“I think they are generally good people, but certainly for some (potential jurors), having them in your backyard may solidify some stereotypical opinions,” said Spencer, who noted that his own family tree includes polygamous ancestors.
Defense attorneys had hoped polling data that showed 52 percent of the 210 Washington County respondents believed Jeffs was guilty or likely guilty of the charges filed would persuade Shumate to move the trial to Salt Lake County, where the population is approaching 1 million.
Shumate has criticized some media accounts of the Jeffs case, but said in March he couldn’t know the effect on potential jurors until an attempt was made to seat a jury.
Jeffs has led the FLDS church since 2002. Followers see him as a prophet who communicates with God and holds dominion over their salvation. Former church members say the one-time school principal reigns with an iron fist, demanding perfect obedience from followers.
Prosecutors contend Jeffs’ stature as church prophet left the 14-year-old girl powerless to do anything but submit sexually to her husband.

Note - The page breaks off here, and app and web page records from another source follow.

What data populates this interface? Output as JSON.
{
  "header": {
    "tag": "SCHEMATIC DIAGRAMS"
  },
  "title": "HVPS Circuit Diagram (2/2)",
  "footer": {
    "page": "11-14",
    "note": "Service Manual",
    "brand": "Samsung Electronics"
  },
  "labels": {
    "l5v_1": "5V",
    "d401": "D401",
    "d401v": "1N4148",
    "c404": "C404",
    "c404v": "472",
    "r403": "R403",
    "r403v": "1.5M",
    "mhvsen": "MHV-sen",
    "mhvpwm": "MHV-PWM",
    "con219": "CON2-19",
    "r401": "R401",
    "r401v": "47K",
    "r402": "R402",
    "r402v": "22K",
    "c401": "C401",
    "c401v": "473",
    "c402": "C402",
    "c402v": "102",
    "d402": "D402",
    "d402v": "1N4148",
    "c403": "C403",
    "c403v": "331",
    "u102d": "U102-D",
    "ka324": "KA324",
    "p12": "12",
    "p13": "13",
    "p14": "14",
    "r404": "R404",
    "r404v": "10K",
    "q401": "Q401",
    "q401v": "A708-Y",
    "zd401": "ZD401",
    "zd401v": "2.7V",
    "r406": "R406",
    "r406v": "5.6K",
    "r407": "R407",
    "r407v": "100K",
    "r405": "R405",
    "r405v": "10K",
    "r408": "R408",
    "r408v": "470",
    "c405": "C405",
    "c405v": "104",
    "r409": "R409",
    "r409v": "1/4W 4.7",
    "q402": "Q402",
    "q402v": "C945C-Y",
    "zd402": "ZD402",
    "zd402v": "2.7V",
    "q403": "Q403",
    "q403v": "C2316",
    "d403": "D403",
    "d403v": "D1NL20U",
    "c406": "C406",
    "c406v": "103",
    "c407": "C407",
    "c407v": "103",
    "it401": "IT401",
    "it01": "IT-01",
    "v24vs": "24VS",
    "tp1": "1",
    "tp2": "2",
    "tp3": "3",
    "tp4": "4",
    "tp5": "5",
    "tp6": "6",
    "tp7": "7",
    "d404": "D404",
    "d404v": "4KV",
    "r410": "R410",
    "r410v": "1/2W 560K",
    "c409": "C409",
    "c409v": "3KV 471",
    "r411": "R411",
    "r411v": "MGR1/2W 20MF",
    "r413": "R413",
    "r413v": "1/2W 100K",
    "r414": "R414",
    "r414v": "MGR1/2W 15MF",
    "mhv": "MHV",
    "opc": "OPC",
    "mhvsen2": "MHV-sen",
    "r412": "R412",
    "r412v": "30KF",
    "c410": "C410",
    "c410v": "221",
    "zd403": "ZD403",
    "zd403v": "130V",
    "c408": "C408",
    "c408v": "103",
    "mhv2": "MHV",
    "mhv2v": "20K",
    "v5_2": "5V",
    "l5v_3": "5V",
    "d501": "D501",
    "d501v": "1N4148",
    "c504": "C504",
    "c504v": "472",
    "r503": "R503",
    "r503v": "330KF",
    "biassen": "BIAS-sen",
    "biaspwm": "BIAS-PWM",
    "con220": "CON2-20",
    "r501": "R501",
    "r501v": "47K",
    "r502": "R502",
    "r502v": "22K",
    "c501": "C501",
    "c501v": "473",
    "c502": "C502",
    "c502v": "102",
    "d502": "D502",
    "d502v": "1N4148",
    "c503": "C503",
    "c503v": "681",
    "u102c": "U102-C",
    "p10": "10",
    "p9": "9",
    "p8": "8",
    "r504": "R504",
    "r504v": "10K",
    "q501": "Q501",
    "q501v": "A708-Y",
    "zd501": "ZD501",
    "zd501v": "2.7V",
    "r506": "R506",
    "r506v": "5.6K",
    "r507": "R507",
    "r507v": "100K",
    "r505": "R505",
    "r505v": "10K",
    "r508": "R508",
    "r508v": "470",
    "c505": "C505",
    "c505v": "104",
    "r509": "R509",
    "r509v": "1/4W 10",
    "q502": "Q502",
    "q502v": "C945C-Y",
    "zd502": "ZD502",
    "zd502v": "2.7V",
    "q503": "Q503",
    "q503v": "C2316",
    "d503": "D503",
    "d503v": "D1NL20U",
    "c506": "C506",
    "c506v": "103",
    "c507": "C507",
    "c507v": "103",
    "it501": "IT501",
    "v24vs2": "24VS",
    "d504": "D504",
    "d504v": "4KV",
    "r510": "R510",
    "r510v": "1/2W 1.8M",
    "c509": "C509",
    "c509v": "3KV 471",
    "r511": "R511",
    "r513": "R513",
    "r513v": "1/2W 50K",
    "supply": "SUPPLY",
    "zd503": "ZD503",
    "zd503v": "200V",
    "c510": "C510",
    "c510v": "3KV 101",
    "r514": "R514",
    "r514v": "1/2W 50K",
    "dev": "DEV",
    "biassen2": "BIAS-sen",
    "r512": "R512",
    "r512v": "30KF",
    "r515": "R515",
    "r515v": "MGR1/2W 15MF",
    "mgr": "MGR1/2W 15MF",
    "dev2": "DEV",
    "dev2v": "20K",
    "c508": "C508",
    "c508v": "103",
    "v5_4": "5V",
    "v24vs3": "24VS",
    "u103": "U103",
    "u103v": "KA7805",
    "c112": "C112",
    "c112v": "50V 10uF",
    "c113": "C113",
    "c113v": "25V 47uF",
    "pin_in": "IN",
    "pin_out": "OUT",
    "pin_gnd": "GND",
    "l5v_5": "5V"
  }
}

They contend the girl twice told Jeffs she didn’t want to be married or have sex, but was instructed it was her “spiritual duty” because the union was sanctioned by God.
At 14, the girl was legally unable to consent to sex.
Jeffs’ attorney Wally Bugden contends Jeffs is being prosecuted for his faith and that the counsel he provided the girl did not differ from advice religious leaders from other denominations might give.